**About this task**
The answer must consist of every line below containing "screenshot".

****************

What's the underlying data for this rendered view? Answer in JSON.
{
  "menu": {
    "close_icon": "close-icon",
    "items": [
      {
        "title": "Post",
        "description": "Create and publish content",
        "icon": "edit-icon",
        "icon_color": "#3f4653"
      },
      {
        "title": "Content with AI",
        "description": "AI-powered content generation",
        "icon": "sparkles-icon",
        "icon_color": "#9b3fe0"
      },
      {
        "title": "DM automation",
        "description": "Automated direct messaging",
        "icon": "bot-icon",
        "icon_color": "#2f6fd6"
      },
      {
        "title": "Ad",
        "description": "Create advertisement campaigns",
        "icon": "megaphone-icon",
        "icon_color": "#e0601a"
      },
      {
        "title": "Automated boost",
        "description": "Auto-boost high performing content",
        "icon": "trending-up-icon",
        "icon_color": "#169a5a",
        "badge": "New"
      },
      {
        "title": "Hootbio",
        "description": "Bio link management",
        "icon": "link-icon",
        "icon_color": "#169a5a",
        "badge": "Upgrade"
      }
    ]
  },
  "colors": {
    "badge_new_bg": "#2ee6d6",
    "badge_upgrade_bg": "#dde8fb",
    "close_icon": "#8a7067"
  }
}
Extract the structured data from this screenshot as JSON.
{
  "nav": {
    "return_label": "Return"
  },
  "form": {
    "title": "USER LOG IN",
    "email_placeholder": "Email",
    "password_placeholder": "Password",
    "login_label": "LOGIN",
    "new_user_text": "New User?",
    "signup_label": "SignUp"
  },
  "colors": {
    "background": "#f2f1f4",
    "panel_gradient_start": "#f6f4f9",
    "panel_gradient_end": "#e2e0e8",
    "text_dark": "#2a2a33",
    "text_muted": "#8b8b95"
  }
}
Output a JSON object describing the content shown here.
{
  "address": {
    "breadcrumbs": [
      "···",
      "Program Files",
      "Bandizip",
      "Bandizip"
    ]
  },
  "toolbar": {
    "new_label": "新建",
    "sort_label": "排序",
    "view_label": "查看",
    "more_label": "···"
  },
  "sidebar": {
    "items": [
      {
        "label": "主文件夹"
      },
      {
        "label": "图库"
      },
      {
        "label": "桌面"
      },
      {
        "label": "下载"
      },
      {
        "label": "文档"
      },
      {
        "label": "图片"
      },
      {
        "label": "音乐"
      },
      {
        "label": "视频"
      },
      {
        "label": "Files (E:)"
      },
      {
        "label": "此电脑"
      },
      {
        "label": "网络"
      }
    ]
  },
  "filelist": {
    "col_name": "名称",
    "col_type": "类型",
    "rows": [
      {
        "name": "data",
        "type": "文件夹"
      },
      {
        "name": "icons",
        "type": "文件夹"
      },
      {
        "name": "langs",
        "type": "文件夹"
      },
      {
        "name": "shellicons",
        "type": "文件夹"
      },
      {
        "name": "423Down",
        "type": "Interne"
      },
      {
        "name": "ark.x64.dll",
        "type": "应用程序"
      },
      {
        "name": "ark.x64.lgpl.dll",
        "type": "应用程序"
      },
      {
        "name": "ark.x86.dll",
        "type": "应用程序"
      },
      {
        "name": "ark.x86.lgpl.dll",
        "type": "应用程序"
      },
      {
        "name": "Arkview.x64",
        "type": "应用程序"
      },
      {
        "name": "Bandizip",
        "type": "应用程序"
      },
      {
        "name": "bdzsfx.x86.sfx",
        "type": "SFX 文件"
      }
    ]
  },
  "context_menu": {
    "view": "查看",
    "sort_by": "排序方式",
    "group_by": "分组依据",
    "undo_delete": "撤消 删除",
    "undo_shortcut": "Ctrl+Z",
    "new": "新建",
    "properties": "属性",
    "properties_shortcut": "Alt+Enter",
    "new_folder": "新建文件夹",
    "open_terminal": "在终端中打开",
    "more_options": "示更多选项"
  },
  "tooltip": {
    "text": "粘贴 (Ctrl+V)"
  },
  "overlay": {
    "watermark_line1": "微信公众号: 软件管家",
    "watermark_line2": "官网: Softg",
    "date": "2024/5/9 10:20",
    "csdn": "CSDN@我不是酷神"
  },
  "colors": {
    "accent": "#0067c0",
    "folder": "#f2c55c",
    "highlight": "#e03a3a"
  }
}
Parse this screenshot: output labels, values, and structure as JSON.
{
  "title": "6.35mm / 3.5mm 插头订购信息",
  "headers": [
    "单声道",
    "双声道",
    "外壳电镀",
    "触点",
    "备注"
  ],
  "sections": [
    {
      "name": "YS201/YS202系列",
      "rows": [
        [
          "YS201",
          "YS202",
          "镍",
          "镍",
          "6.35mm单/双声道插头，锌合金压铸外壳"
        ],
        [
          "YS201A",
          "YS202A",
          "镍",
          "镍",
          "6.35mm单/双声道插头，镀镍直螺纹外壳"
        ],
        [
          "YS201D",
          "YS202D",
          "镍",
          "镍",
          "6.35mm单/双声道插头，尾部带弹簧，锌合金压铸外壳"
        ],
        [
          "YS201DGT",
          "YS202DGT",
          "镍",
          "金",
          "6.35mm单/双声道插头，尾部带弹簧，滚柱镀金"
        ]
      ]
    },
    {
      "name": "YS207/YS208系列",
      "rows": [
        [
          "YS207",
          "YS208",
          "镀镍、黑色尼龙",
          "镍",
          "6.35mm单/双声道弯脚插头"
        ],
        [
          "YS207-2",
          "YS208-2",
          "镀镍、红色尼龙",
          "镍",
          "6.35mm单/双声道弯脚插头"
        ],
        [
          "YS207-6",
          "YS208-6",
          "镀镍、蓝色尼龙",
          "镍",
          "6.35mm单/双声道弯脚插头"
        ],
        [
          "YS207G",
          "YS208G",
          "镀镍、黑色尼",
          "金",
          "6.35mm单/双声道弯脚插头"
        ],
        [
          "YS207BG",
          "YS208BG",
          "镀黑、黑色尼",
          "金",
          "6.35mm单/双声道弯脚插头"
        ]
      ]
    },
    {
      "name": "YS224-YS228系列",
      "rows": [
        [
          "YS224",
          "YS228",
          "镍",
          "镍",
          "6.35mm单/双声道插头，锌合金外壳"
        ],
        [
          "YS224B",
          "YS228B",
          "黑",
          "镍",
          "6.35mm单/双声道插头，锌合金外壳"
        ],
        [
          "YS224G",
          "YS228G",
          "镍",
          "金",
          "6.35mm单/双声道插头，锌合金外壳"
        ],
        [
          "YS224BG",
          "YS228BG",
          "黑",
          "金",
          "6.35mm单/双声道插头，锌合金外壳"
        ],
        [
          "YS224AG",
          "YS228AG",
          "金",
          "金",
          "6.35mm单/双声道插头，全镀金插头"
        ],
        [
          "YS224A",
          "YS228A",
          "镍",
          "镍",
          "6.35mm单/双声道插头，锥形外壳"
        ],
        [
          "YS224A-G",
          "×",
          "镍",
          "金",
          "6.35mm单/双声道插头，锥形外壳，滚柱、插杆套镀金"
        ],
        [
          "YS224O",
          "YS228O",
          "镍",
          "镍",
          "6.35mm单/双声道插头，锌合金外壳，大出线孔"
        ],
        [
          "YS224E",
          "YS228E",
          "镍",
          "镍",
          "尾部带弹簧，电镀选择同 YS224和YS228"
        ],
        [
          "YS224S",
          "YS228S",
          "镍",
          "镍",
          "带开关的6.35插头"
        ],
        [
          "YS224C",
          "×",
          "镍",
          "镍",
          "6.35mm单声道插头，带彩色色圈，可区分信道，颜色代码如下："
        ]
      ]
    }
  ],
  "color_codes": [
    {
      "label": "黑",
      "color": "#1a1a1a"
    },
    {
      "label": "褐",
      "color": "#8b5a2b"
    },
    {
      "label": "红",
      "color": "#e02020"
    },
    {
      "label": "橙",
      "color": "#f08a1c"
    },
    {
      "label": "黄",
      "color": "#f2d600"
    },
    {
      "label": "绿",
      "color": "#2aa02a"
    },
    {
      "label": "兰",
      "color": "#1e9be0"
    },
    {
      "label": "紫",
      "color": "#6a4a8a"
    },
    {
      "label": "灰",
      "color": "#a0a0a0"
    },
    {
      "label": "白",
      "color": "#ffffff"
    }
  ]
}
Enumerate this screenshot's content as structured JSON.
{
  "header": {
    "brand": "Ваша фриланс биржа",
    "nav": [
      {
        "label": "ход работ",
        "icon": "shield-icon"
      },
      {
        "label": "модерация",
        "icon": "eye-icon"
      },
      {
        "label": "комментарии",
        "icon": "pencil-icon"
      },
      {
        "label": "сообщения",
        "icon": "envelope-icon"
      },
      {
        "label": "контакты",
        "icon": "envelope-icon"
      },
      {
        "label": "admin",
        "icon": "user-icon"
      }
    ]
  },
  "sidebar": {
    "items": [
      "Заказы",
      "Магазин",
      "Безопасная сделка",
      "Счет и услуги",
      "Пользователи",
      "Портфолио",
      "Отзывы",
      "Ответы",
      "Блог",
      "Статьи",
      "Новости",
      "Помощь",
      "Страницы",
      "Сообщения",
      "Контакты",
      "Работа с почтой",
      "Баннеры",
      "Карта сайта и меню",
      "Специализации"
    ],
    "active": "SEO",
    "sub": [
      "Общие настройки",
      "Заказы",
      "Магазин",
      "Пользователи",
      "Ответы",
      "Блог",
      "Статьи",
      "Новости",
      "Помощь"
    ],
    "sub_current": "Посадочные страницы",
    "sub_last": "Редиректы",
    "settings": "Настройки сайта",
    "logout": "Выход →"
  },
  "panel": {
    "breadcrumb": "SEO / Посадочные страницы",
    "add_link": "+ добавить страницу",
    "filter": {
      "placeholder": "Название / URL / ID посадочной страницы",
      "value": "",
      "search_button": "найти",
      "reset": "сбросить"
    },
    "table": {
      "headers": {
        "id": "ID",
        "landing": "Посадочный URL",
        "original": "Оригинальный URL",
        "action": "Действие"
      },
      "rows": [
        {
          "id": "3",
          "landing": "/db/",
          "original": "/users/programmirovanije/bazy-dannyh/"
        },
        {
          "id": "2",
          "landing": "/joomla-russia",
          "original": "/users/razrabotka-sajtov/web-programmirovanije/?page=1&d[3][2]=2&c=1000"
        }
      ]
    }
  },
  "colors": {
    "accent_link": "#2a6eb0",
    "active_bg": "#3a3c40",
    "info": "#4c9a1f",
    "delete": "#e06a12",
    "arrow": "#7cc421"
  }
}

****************

**Expected output**
Extract the structured data from this screenshot as JSON.
Parse this screenshot: output labels, values, and structure as JSON.
Enumerate this screenshot's content as structured JSON.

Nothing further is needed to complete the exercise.